Action item = Output the data unchanged and complete, minus the images.

Data records =
--------

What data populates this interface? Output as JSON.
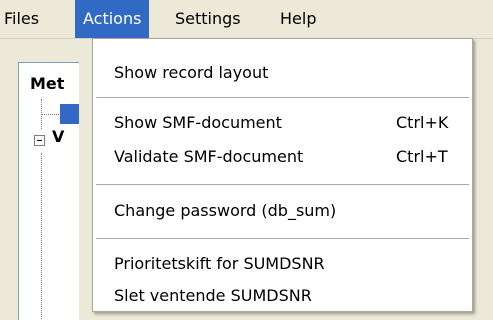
{
  "menubar": {
    "items": [
      {
        "label": "Files"
      },
      {
        "label": "Actions"
      },
      {
        "label": "Settings"
      },
      {
        "label": "Help"
      }
    ]
  },
  "background": {
    "panel_title_fragment": "Met",
    "tree_child_fragment": "V"
  },
  "dropdown": {
    "items": [
      {
        "label": "Show record layout",
        "shortcut": ""
      },
      {
        "label": "Show SMF-document",
        "shortcut": "Ctrl+K"
      },
      {
        "label": "Validate SMF-document",
        "shortcut": "Ctrl+T"
      },
      {
        "label": "Change password (db_sum)",
        "shortcut": ""
      },
      {
        "label": "Prioritetskift for SUMDSNR",
        "shortcut": ""
      },
      {
        "label": "Slet ventende SUMDSNR",
        "shortcut": ""
      }
    ]
  },
  "colors": {
    "menu_bg": "#ece9d8",
    "highlight": "#316ac5",
    "separator": "#aca899"
  }
}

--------

The completed task =
What data populates this interface? Output as JSON.
{
  "menubar": {
    "items": [
      {
        "label": "Files"
      },
      {
        "label": "Actions"
      },
      {
        "label": "Settings"
      },
      {
        "label": "Help"
      }
    ]
  },
  "background": {
    "panel_title_fragment": "Met",
    "tree_child_fragment": "V"
  },
  "dropdown": {
    "items": [
      {
        "label": "Show record layout",
        "shortcut": ""
      },
      {
        "label": "Show SMF-document",
        "shortcut": "Ctrl+K"
      },
      {
        "label": "Validate SMF-document",
        "shortcut": "Ctrl+T"
      },
      {
        "label": "Change password (db_sum)",
        "shortcut": ""
      },
      {
        "label": "Prioritetskift for SUMDSNR",
        "shortcut": ""
      },
      {
        "label": "Slet ventende SUMDSNR",
        "shortcut": ""
      }
    ]
  },
  "colors": {
    "menu_bg": "#ece9d8",
    "highlight": "#316ac5",
    "separator": "#aca899"
  }
}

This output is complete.